UTHealth Affiliated Harris Health Programs

Need to Know

2018 Provider Mandatory Education

Federal and State regulatory requirements, All Harris Health Medical Staff, Fellows, Residents, and Medical Students are required to complete the orientation education curriculum via the Harris Health Learning Management System.

Click on \”communications\” above. you will find Link to the Harris Health Learning Management System

Must be completed by March 31, 2018.

Direct Patient Education for Uncontrolled Diabetes

Diabetes is costly. According to the American Diabetes Association, medical expenses are 2.3 times higher for those who have diabetes than those who do not. Diabetes that is uncontrolled is more costly still, and not just to the wallet, but to the overall health of the patient. Uncontrolled diabetes can cause heart disease, eye and vision problems, kidney disease, nerve damage, infections, dental problems and, according to the ADA was the 7th leading cause of death in the United States in 2010.

In Harris County, over 263,000 adults, or 10.2% of the adult population, has diabetes, according to the Texas Department of State Health Services.

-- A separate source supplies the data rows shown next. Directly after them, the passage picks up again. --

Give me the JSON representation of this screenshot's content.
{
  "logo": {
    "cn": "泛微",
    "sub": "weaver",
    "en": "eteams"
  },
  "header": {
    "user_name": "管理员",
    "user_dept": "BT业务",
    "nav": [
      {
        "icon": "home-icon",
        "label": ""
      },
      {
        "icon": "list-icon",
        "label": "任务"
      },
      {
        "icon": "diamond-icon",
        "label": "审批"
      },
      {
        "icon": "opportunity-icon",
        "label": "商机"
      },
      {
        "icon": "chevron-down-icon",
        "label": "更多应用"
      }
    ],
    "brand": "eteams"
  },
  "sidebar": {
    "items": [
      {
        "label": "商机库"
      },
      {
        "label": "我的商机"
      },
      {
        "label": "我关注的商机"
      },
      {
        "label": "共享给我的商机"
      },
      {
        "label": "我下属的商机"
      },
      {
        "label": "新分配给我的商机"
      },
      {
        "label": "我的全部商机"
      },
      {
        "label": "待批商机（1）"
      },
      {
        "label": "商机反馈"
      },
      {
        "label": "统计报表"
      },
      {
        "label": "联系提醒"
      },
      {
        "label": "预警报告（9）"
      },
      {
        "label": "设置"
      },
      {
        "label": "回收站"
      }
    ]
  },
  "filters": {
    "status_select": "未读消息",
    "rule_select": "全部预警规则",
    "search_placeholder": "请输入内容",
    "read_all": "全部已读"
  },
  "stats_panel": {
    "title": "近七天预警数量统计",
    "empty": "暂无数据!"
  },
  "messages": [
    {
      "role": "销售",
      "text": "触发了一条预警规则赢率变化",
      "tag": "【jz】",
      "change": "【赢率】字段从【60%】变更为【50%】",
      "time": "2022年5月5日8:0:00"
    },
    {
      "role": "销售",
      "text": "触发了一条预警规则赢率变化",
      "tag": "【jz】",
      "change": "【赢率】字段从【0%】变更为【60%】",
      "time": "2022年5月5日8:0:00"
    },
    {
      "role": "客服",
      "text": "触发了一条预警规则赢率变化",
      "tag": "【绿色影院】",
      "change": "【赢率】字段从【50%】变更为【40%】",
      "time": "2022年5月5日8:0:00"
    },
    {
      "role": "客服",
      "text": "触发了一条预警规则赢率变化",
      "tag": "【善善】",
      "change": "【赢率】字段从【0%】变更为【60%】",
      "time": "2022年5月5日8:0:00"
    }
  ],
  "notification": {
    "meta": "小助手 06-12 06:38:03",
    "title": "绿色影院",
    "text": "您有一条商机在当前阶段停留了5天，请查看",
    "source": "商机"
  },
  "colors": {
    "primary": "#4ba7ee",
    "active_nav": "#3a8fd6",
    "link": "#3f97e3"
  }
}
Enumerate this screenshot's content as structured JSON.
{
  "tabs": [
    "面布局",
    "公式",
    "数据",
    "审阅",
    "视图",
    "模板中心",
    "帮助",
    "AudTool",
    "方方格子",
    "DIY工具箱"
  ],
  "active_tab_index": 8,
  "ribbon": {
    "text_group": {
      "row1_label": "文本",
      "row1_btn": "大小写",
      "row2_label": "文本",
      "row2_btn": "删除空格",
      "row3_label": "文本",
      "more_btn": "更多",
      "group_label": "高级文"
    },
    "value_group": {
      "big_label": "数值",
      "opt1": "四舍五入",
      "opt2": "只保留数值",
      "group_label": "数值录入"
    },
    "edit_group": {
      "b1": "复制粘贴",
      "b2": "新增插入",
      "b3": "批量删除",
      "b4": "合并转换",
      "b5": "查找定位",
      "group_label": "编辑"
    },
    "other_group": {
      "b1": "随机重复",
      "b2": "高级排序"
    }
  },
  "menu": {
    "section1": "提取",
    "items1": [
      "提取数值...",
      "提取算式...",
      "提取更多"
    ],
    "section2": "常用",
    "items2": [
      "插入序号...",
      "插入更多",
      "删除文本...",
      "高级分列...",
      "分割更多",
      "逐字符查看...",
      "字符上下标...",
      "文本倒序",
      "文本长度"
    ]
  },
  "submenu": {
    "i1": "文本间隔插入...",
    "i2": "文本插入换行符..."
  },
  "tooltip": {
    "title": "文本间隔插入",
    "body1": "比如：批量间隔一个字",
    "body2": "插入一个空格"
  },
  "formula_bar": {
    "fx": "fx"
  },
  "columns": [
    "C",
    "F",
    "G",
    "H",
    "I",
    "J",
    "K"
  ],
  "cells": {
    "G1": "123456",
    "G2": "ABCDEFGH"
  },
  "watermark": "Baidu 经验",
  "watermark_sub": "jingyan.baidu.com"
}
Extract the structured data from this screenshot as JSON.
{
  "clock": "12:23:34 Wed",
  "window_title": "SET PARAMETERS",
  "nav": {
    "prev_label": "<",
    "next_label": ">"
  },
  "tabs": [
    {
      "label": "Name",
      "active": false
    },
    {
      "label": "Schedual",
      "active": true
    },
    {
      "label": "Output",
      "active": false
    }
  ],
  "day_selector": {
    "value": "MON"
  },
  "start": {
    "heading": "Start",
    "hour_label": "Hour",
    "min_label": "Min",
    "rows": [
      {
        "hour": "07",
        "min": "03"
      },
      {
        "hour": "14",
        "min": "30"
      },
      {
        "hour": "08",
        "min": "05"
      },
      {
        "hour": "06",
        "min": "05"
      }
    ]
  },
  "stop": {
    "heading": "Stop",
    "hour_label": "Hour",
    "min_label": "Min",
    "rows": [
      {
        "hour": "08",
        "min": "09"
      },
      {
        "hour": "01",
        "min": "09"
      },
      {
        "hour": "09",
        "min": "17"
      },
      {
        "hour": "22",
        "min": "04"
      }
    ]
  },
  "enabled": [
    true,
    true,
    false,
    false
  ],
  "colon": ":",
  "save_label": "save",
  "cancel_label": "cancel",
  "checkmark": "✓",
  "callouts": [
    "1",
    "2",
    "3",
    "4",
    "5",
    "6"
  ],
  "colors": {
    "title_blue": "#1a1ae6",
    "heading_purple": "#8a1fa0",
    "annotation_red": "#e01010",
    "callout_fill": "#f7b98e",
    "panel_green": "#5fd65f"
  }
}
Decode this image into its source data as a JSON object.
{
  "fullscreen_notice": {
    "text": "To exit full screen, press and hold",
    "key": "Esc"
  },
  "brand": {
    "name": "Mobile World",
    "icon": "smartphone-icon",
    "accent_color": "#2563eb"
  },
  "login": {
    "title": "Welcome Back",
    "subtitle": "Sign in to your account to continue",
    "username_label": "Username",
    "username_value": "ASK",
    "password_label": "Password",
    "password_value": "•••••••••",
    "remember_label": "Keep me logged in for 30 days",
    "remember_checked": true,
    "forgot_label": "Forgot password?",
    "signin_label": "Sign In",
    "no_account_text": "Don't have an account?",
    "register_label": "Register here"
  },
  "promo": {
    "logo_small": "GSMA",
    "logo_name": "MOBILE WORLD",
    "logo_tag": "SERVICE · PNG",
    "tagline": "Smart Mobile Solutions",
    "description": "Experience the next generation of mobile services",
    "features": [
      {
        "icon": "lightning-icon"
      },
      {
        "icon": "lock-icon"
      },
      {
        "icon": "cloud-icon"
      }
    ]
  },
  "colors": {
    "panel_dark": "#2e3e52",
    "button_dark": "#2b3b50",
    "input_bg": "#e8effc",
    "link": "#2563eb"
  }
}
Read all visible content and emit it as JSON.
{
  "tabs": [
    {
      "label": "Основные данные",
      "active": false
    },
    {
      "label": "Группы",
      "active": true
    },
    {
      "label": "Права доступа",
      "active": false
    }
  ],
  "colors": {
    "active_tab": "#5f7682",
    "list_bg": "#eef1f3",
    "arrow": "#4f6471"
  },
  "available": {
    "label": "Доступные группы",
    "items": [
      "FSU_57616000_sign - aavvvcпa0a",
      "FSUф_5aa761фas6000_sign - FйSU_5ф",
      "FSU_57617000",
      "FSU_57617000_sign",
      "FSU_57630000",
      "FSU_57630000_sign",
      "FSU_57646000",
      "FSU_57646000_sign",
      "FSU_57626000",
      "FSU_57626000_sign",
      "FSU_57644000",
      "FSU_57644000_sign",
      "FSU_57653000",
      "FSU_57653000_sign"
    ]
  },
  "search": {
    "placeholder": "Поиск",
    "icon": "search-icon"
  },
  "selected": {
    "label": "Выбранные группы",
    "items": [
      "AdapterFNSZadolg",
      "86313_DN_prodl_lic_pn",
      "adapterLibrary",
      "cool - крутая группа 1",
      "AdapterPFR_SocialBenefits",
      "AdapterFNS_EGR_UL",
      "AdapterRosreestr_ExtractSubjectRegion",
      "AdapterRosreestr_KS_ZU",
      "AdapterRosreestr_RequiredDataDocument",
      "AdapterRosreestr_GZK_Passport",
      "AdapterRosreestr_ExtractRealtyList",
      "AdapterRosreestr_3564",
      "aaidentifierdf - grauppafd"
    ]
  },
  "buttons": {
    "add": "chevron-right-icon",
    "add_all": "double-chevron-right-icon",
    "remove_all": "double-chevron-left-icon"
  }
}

This does not include the potentially 20% more who are undiagnosed.

“Uncontrolled diabetes in Harris County is a health and financial risk for many of our patients,” Mohammed Zare, MD, says. “We realized education will empower our patients.”

In order to educate their patients and the community as a whole, David Robinson, MD,  professor of emergency medicine at McGovern Medical School at UTHealth and director of the Emergency Department at LBJ Hospital; Mohammed Zare, MD, associate professor of family and community medicine and chief of staff of community health programs; Christel Wommack, PhD, research scientist at UTHealth; and John Foringer, MD, professor of medicine and chief of internal medicine at LBJ Hospital will collaborate across specialties to address the issue.

“Through the coordinated use of multidisciplinary collaboration, we will empower patients with uncontrolled diabetes and improve their healthcare outcomes,” Zare said. “This is no easy feat in the safety net system with limited resources, but it is critical for the well-being of our patients, and will likely end up costing the safety net system here in Harris County less overall.”

The new project will be an expansion of a previous initiative by Zare in which multidisciplinary care and open access to appointments reduced the hemoglobin A1c levels of patients with uncontrolled diabetes over time.

Similar to the previous study, the current collaboration will utilize case managers, clinical laboratories, clinical pharmacists, primary care providers, nutritionists, and patient educators in order to support the patient’s understanding and management of their health condition.

In addition, the project will focus on facilitating the transition of care between emergency rooms and community clinics and allowing for consults between endocrinologists and primary care physicians early in patient care.

The overall purpose of this initiative is to improve healthcare outcomes, increase patient wellness, and decrease the cost of treating patients with uncontrolled type 2 diabetes.

“More specifically, we aim to reduce hemoglobin A1c levels via primary prevention methods, reduce repeat visits to the emergency room, and increase patient wellness,” Zare said. “We will be targeting those that could most benefit from this intervention – patients who are seen in emergency rooms due to their uncontrolled diabetes.”

Development of this project is currently underway.

The Dialysis Clinic, located at Lyndon B. Johnson Hospital, has eight stations that service 350 to 400 patients a month. The majority of patients are admitted via the emergency center.